"As long as you're aggressive and making them swing the bat, we don't care what happens," Cooper said. "We feel we have a good enough defense that we feel somebody will catch the ball."
Everyone remain calm: It's never too early in Chicago for ardent supporters to panic in regard to their respective team's fortunes. So, Guillen understands the concern being expressed from the White Sox fan base after two losses. He understands, but doesn't necessarily agree.
"I'm not panicking. I'm just disappointed," Guillen said. "To win the pennant, you have to win 100. You can lose two and still can do it.
"That's the fans. That's the way they are thinking. We win 100 and lose one, and they start thinking, 'There we go again.' I get used to it. I've been in this city a long time and I know how people react."
Guillen admitted second-guessing himself on everything from individual moments covering the first two games to using his starting pitchers during so many "B" games instead of maybe providing an adrenaline push in Cactus League contests during Spring Training. But Guillen still wholeheartedly believes the team, and his starting pitchers, quickly will improve their performances.
Heart to heart: Following a talk with Contreras prior to Thursday's series finale, Guillen seemed satisfied that his Opening Day starter simply suffered through a poor performance and nothing more.
"I did talk to him and Jose is fine.

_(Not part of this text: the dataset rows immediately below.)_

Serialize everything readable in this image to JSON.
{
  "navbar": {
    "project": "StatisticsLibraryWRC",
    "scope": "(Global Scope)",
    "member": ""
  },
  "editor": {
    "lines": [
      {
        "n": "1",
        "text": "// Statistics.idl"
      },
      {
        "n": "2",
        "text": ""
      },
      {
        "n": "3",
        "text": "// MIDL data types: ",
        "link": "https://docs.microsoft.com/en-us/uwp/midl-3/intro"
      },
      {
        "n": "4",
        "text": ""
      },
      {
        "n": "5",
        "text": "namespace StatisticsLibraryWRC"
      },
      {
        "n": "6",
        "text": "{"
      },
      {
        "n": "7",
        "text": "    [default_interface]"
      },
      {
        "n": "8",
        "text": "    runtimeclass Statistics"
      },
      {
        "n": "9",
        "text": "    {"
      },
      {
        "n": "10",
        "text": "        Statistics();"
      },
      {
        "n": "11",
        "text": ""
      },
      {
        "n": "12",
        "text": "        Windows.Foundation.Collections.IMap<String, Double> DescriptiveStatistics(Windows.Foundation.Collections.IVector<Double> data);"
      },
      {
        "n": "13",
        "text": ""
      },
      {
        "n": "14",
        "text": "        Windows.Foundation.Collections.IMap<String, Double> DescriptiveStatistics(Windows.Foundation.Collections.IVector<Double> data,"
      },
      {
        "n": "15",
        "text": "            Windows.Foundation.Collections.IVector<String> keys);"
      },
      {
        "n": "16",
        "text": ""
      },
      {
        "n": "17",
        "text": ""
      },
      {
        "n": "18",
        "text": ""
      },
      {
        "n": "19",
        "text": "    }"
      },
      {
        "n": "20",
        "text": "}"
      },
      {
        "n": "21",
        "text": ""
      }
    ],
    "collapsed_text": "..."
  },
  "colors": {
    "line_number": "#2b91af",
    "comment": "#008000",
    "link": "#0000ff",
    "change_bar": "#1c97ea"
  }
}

He just had a bad game," Guillen said. "I'm always worried about my players. When they don't execute well or I don't see them throw the ball good, I want to ask if they have any problems.
"My job is to go out there and ask if you have any problem on or off the field. We had a good conversation and he said he just had a bad game."
Around the horn: Juan Uribe's third-inning walk was his first since Aug. 6, 2006. ... Jermaine Dye was presented his Players Choice award for the 2006 American League Outstanding Player prior to Thursday's contest.
On deck: Minnesota makes its first visit to U.S. Cellular Field for a three-game weekend set, featuring Javier Vazquez battling Carlos Silva. Friday's first pitch is set for the new 7:11 p.m. CT start time.
Scott Merkin is a reporter for MLB.com. This story was not subject to the approval of Major League Baseball or its clubs.